## WORK ITEM
When responding, copy every record below exactly as it appears.

## RECORDS
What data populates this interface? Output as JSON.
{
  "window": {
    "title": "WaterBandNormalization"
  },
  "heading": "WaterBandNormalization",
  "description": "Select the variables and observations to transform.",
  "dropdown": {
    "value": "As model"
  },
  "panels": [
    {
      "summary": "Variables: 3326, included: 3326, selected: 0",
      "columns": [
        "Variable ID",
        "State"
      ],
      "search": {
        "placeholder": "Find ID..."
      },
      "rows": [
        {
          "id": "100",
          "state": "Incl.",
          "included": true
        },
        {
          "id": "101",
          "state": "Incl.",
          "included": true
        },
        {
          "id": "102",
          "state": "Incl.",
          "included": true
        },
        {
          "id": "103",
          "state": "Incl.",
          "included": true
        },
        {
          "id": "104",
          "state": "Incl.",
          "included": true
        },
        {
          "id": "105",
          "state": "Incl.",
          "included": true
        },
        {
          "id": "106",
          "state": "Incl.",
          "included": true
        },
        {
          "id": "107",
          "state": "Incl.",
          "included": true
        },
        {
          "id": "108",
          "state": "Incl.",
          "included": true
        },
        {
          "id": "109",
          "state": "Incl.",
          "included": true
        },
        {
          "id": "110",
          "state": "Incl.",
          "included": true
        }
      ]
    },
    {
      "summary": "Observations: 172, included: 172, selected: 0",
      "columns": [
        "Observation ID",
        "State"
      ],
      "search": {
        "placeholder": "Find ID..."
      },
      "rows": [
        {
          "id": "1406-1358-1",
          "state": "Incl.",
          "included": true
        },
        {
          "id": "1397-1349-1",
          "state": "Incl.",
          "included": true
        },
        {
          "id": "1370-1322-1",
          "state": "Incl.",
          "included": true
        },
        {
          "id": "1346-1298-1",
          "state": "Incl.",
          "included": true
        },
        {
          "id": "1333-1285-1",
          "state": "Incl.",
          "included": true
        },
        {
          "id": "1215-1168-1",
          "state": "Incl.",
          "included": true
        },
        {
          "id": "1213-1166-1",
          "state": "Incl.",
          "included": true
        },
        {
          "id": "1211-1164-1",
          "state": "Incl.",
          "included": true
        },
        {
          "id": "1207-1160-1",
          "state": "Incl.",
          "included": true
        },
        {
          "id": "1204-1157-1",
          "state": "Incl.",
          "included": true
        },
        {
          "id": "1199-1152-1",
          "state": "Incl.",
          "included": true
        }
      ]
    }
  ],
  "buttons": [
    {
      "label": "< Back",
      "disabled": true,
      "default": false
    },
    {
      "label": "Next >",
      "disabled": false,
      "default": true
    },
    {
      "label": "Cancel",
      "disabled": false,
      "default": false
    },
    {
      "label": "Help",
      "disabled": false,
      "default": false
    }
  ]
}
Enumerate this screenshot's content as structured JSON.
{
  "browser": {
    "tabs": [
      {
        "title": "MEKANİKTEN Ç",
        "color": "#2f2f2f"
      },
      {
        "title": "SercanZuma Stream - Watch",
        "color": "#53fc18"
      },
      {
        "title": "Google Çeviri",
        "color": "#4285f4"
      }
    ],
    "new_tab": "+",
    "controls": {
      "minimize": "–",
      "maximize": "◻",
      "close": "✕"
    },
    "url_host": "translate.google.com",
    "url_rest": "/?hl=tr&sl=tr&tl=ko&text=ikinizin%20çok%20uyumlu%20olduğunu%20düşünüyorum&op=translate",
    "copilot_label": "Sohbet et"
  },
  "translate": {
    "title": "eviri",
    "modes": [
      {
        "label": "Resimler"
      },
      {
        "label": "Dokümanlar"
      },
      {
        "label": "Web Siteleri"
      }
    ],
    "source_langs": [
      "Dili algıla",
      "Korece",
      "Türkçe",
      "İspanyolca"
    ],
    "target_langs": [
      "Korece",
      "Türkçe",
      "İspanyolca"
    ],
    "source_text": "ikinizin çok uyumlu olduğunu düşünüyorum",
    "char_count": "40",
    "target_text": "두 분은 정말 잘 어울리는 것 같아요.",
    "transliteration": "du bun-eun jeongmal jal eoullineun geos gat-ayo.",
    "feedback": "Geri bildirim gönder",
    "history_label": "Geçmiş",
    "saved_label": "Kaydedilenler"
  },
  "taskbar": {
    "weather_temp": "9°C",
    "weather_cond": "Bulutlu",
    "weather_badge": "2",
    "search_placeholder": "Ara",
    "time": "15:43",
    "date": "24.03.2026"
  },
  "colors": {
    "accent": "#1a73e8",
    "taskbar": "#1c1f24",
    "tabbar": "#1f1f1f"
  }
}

## TASK RESULT
What data populates this interface? Output as JSON.
{
  "window": {
    "title": "WaterBandNormalization"
  },
  "heading": "WaterBandNormalization",
  "description": "Select the variables and observations to transform.",
  "dropdown": {
    "value": "As model"
  },
  "panels": [
    {
      "summary": "Variables: 3326, included: 3326, selected: 0",
      "columns": [
        "Variable ID",
        "State"
      ],
      "search": {
        "placeholder": "Find ID..."
      },
      "rows": [
        {
          "id": "100",
          "state": "Incl.",
          "included": true
        },
        {
          "id": "101",
          "state": "Incl.",
          "included": true
        },
        {
          "id": "102",
          "state": "Incl.",
          "included": true
        },
        {
          "id": "103",
          "state": "Incl.",
          "included": true
        },
        {
          "id": "104",
          "state": "Incl.",
          "included": true
        },
        {
          "id": "105",
          "state": "Incl.",
          "included": true
        },
        {
          "id": "106",
          "state": "Incl.",
          "included": true
        },
        {
          "id": "107",
          "state": "Incl.",
          "included": true
        },
        {
          "id": "108",
          "state": "Incl.",
          "included": true
        },
        {
          "id": "109",
          "state": "Incl.",
          "included": true
        },
        {
          "id": "110",
          "state": "Incl.",
          "included": true
        }
      ]
    },
    {
      "summary": "Observations: 172, included: 172, selected: 0",
      "columns": [
        "Observation ID",
        "State"
      ],
      "search": {
        "placeholder": "Find ID..."
      },
      "rows": [
        {
          "id": "1406-1358-1",
          "state": "Incl.",
          "included": true
        },
        {
          "id": "1397-1349-1",
          "state": "Incl.",
          "included": true
        },
        {
          "id": "1370-1322-1",
          "state": "Incl.",
          "included": true
        },
        {
          "id": "1346-1298-1",
          "state": "Incl.",
          "included": true
        },
        {
          "id": "1333-1285-1",
          "state": "Incl.",
          "included": true
        },
        {
          "id": "1215-1168-1",
          "state": "Incl.",
          "included": true
        },
        {
          "id": "1213-1166-1",
          "state": "Incl.",
          "included": true
        },
        {
          "id": "1211-1164-1",
          "state": "Incl.",
          "included": true
        },
        {
          "id": "1207-1160-1",
          "state": "Incl.",
          "included": true
        },
        {
          "id": "1204-1157-1",
          "state": "Incl.",
          "included": true
        },
        {
          "id": "1199-1152-1",
          "state": "Incl.",
          "included": true
        }
      ]
    }
  ],
  "buttons": [
    {
      "label": "< Back",
      "disabled": true,
      "default": false
    },
    {
      "label": "Next >",
      "disabled": false,
      "default": true
    },
    {
      "label": "Cancel",
      "disabled": false,
      "default": false
    },
    {
      "label": "Help",
      "disabled": false,
      "default": false
    }
  ]
}
Enumerate this screenshot's content as structured JSON.
{
  "browser": {
    "tabs": [
      {
        "title": "MEKANİKTEN Ç",
        "color": "#2f2f2f"
      },
      {
        "title": "SercanZuma Stream - Watch",
        "color": "#53fc18"
      },
      {
        "title": "Google Çeviri",
        "color": "#4285f4"
      }
    ],
    "new_tab": "+",
    "controls": {
      "minimize": "–",
      "maximize": "◻",
      "close": "✕"
    },
    "url_host": "translate.google.com",
    "url_rest": "/?hl=tr&sl=tr&tl=ko&text=ikinizin%20çok%20uyumlu%20olduğunu%20düşünüyorum&op=translate",
    "copilot_label": "Sohbet et"
  },
  "translate": {
    "title": "eviri",
    "modes": [
      {
        "label": "Resimler"
      },
      {
        "label": "Dokümanlar"
      },
      {
        "label": "Web Siteleri"
      }
    ],
    "source_langs": [
      "Dili algıla",
      "Korece",
      "Türkçe",
      "İspanyolca"
    ],
    "target_langs": [
      "Korece",
      "Türkçe",
      "İspanyolca"
    ],
    "source_text": "ikinizin çok uyumlu olduğunu düşünüyorum",
    "char_count": "40",
    "target_text": "두 분은 정말 잘 어울리는 것 같아요.",
    "transliteration": "du bun-eun jeongmal jal eoullineun geos gat-ayo.",
    "feedback": "Geri bildirim gönder",
    "history_label": "Geçmiş",
    "saved_label": "Kaydedilenler"
  },
  "taskbar": {
    "weather_temp": "9°C",
    "weather_cond": "Bulutlu",
    "weather_badge": "2",
    "search_placeholder": "Ara",
    "time": "15:43",
    "date": "24.03.2026"
  },
  "colors": {
    "accent": "#1a73e8",
    "taskbar": "#1c1f24",
    "tabbar": "#1f1f1f"
  }
}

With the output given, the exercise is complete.